The architect, designer and artist behind the newly formed Schneeberger Collective invites us into her home.Exposed wooden beams are a feature throughout the house
Leslie Schneeberger approaches all of her projects with the heart of an artist, the eye of a designer and the head of an architect. Her latest venture, Schneeberger Collective (schneebergercollective.com), celebrates this holistic approach and welcomes the chance to embrace the unexpected. “I love art and the opportunity to dream up a unique solution in my designs. As the firm grows, I’m hoping to do custom furnishings, art installations and other interesting things,” she says.
A Victoria Albert tub in the bath with backsplash from Ashfield Stone.
The best example of her eclectic and creative style lies just inside the door of her own home, a 1980s post and beam that she recently renovated. “With my own house, I was able to try whatever I wanted, often tracking down the source and working with the artisans and manufacturers myself. I also took the opportunity to test how difficult it would be to be green, source locally and be energy efficient with my choices,” she says.
The live-edge wood bench in the entry
Her push to source locally brought her to the highlight of the kitchen, a slab of schist with a live edge from Ashfield Stone (ashfieldstone.com). The piece reminded her of family weekends at a camp in western Massachusetts where she and her kids would hunt for “gold” on hikes and see specs of mica in the gravel. The stoneyard worked with Schneeberger to keep the edge unfinished and in its natural state. Then she strategically placed the kitchen island (rebuilt with many parts from the original) to sit just under it. “It’s the focal point of the kitchen and where my family eats together. It was a risk, but it came out so beautifully,” she says.
The kitchen counter is a highlight of the space.
Another unique solution came in the form of custom steel doors, created in collaboration with local metal artist Rachel Paolino from Welding Creations (weldingcreations.net), for a newly created dressing room in one of the renovated bedrooms. “I didn’t want to just build a wall. The doors fasten to the posts and freestand, allowing a view into the rooms. It was a bit of a leap, but they’re such an interesting feature,” she says.
The dining room table is from Pompanoosuc Mills and the oil painting is by Carol Maguire.
She worked with the same artist to create an entry bench from a huge slab of live edge wood, salvaged from a neighbor’s basement bar. Whenever possible, Schneeberger reused existing materials, like the remnants of tiles and recycled stones in the bathroom.
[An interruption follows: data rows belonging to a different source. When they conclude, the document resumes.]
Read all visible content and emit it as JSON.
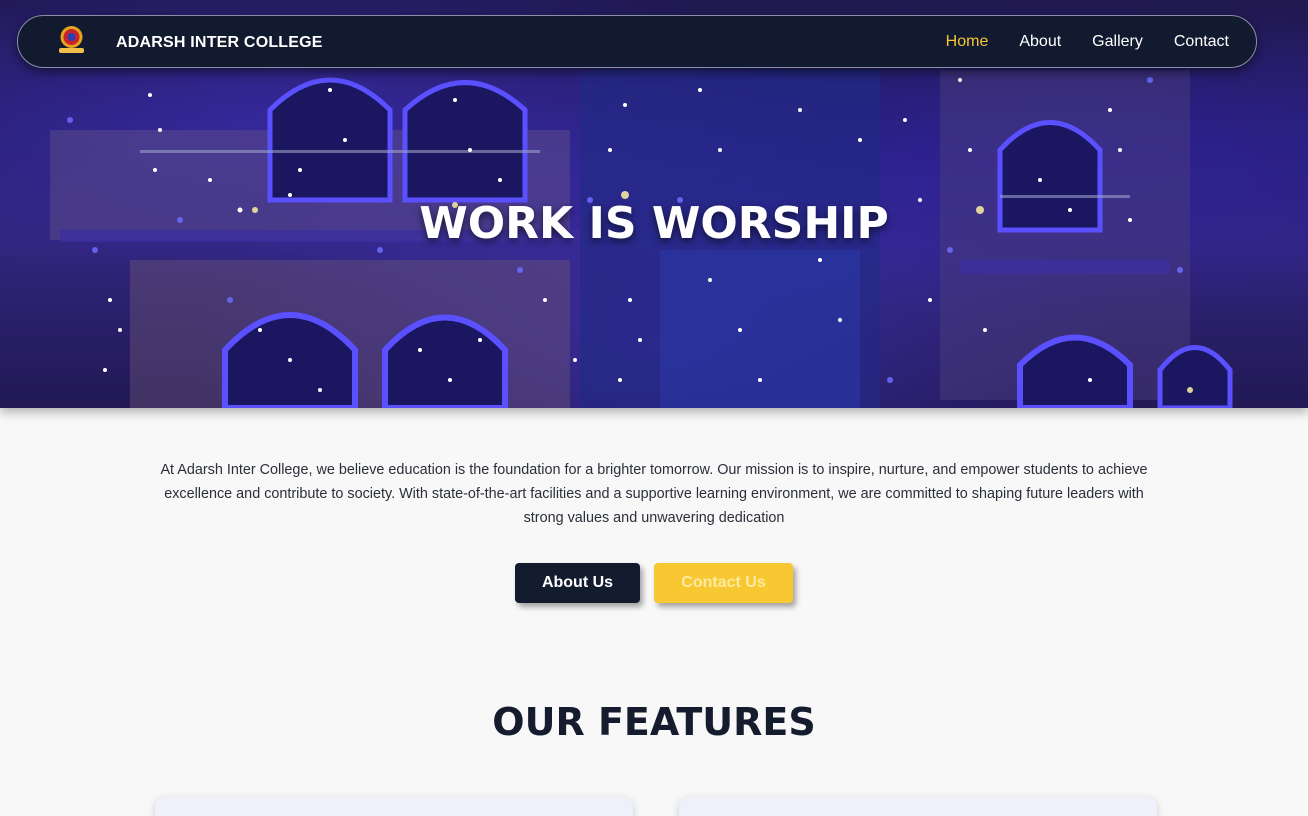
{
  "nav": {
    "brand": "ADARSH INTER COLLEGE",
    "logo_icon": "college-emblem-icon",
    "links": [
      {
        "label": "Home",
        "active": true
      },
      {
        "label": "About",
        "active": false
      },
      {
        "label": "Gallery",
        "active": false
      },
      {
        "label": "Contact",
        "active": false
      }
    ]
  },
  "hero": {
    "title": "WORK IS WORSHIP",
    "background": "college-building-lit-with-blue-lights"
  },
  "intro": {
    "text": "At Adarsh Inter College, we believe education is the foundation for a brighter tomorrow. Our mission is to inspire, nurture, and empower students to achieve excellence and contribute to society. With state-of-the-art facilities and a supportive learning environment, we are committed to shaping future leaders with strong values and unwavering dedication"
  },
  "buttons": {
    "about": "About Us",
    "contact": "Contact Us"
  },
  "features": {
    "title": "OUR FEATURES"
  },
  "colors": {
    "navy": "#111a2e",
    "accent_yellow": "#f7c431",
    "page_bg": "#f8f8f8"
  }
}
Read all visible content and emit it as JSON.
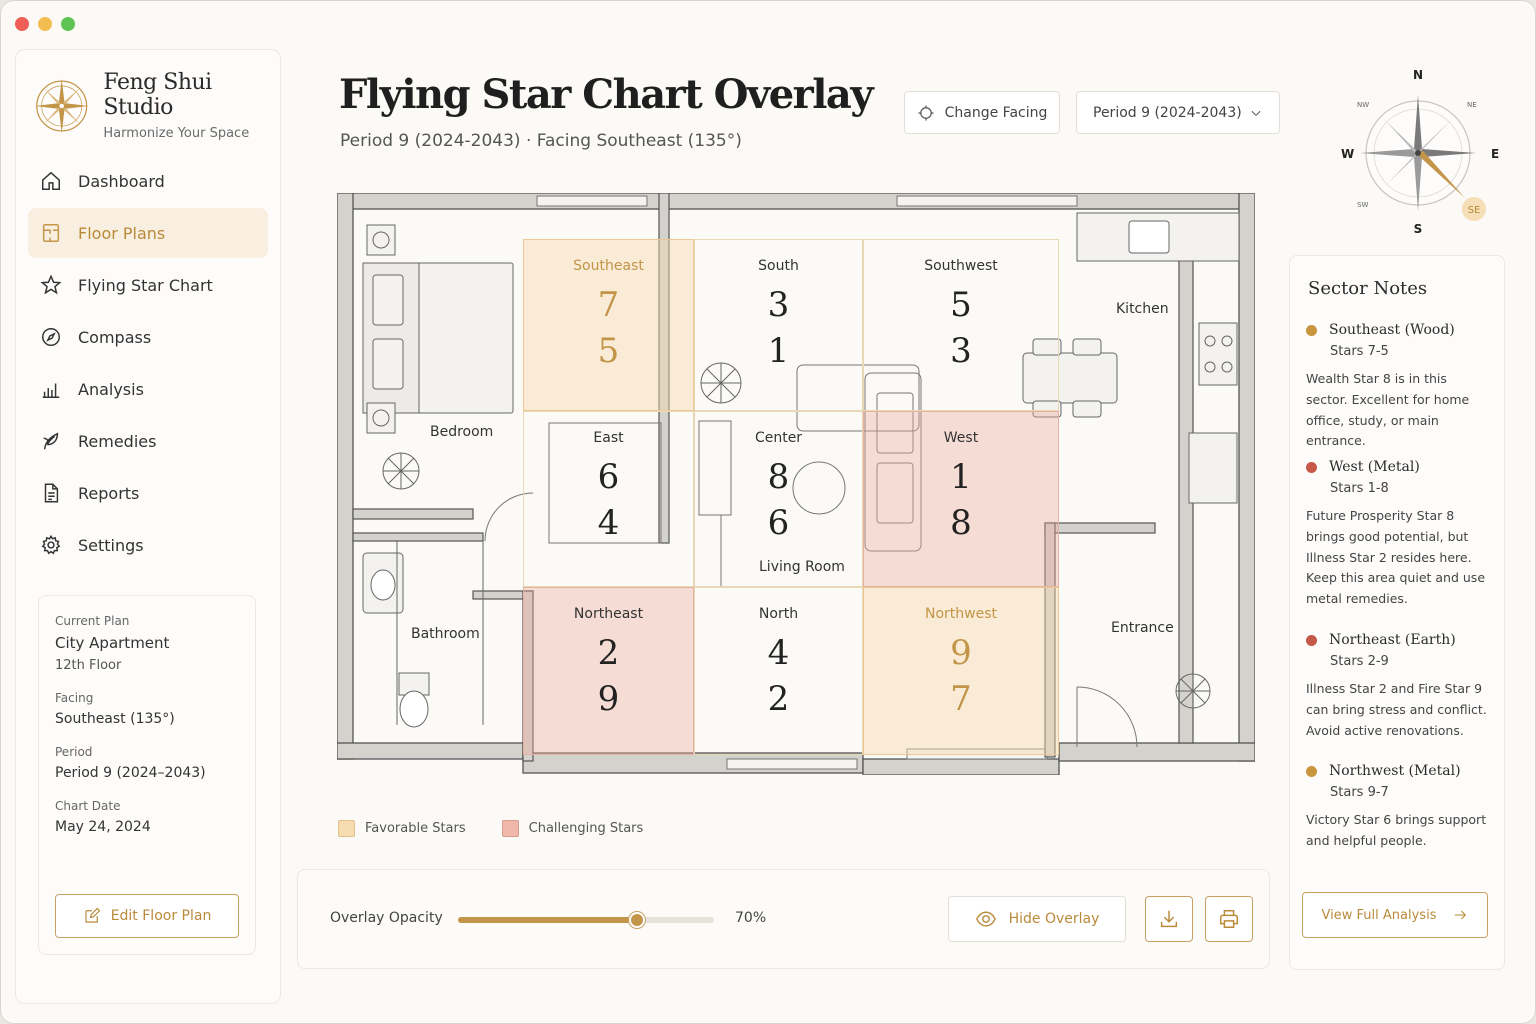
{
  "brand": {
    "name": "Feng Shui Studio",
    "tagline": "Harmonize Your Space"
  },
  "nav": [
    {
      "label": "Dashboard",
      "icon": "home-icon",
      "active": false
    },
    {
      "label": "Floor Plans",
      "icon": "floor-plan-icon",
      "active": true
    },
    {
      "label": "Flying Star Chart",
      "icon": "star-icon",
      "active": false
    },
    {
      "label": "Compass",
      "icon": "compass-icon",
      "active": false
    },
    {
      "label": "Analysis",
      "icon": "bar-chart-icon",
      "active": false
    },
    {
      "label": "Remedies",
      "icon": "plant-icon",
      "active": false
    },
    {
      "label": "Reports",
      "icon": "document-icon",
      "active": false
    },
    {
      "label": "Settings",
      "icon": "gear-icon",
      "active": false
    }
  ],
  "plan_card": {
    "current_plan_label": "Current Plan",
    "current_plan": "City Apartment",
    "floor": "12th Floor",
    "facing_label": "Facing",
    "facing": "Southeast (135°)",
    "period_label": "Period",
    "period": "Period 9 (2024–2043)",
    "chart_date_label": "Chart Date",
    "chart_date": "May 24, 2024",
    "edit_button": "Edit Floor Plan"
  },
  "header": {
    "title": "Flying Star Chart Overlay",
    "subtitle": "Period 9 (2024-2043) · Facing Southeast (135°)",
    "change_facing": "Change Facing",
    "period_select": "Period 9 (2024-2043)"
  },
  "compass": {
    "n": "N",
    "s": "S",
    "e": "E",
    "w": "W",
    "nw": "NW",
    "ne": "NE",
    "sw": "SW",
    "se": "SE",
    "facing_marker": "SE"
  },
  "sectors": [
    {
      "name": "Southeast",
      "top": "7",
      "bottom": "5",
      "tone": "fav"
    },
    {
      "name": "South",
      "top": "3",
      "bottom": "1",
      "tone": "none"
    },
    {
      "name": "Southwest",
      "top": "5",
      "bottom": "3",
      "tone": "none"
    },
    {
      "name": "East",
      "top": "6",
      "bottom": "4",
      "tone": "none"
    },
    {
      "name": "Center",
      "top": "8",
      "bottom": "6",
      "tone": "none"
    },
    {
      "name": "West",
      "top": "1",
      "bottom": "8",
      "tone": "chal"
    },
    {
      "name": "Northeast",
      "top": "2",
      "bottom": "9",
      "tone": "chal"
    },
    {
      "name": "North",
      "top": "4",
      "bottom": "2",
      "tone": "none"
    },
    {
      "name": "Northwest",
      "top": "9",
      "bottom": "7",
      "tone": "fav"
    }
  ],
  "rooms": {
    "bedroom": "Bedroom",
    "bathroom": "Bathroom",
    "living_room": "Living Room",
    "kitchen": "Kitchen",
    "entrance": "Entrance"
  },
  "legend": {
    "favorable": "Favorable Stars",
    "challenging": "Challenging Stars"
  },
  "overlay": {
    "opacity_label": "Overlay Opacity",
    "opacity_value": "70%",
    "opacity_fraction": 0.7,
    "hide_button": "Hide Overlay"
  },
  "notes": {
    "title": "Sector Notes",
    "items": [
      {
        "heading": "Southeast (Wood)",
        "stars": "Stars 7-5",
        "desc": "Wealth Star 8 is in this sector. Excellent for home office, study, or main entrance.",
        "color": "#c9963f"
      },
      {
        "heading": "West (Metal)",
        "stars": "Stars 1-8",
        "desc": "Future Prosperity Star 8 brings good potential, but Illness Star 2 resides here. Keep this area quiet and use metal remedies.",
        "color": "#c6584a"
      },
      {
        "heading": "Northeast (Earth)",
        "stars": "Stars 2-9",
        "desc": "Illness Star 2 and Fire Star 9 can bring stress and conflict. Avoid active renovations.",
        "color": "#c6584a"
      },
      {
        "heading": "Northwest (Metal)",
        "stars": "Stars 9-7",
        "desc": "Victory Star 6 brings support and helpful people.",
        "color": "#c9963f"
      }
    ],
    "full_button": "View Full Analysis"
  }
}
Other green measures she took were to install an array of solar panels on a hard-to-see dormer roof and she added exterior insulation to the entire shell of the house.
Schneeberger created an oasis in her backyard.
“As architects and designers, we can be a big contribution to the problems currently facing our world. Making sustainable choices is hard because it’s more expensive and more difficult to source. But one of the founding concepts of Schneeberger Collective is to do good by others and by the earth. We’re not going to force impossible choices, but we will always be thoughtful and weigh the options,” she says. Taking the uncommon path and respecting a world larger than yourself? That also takes guts.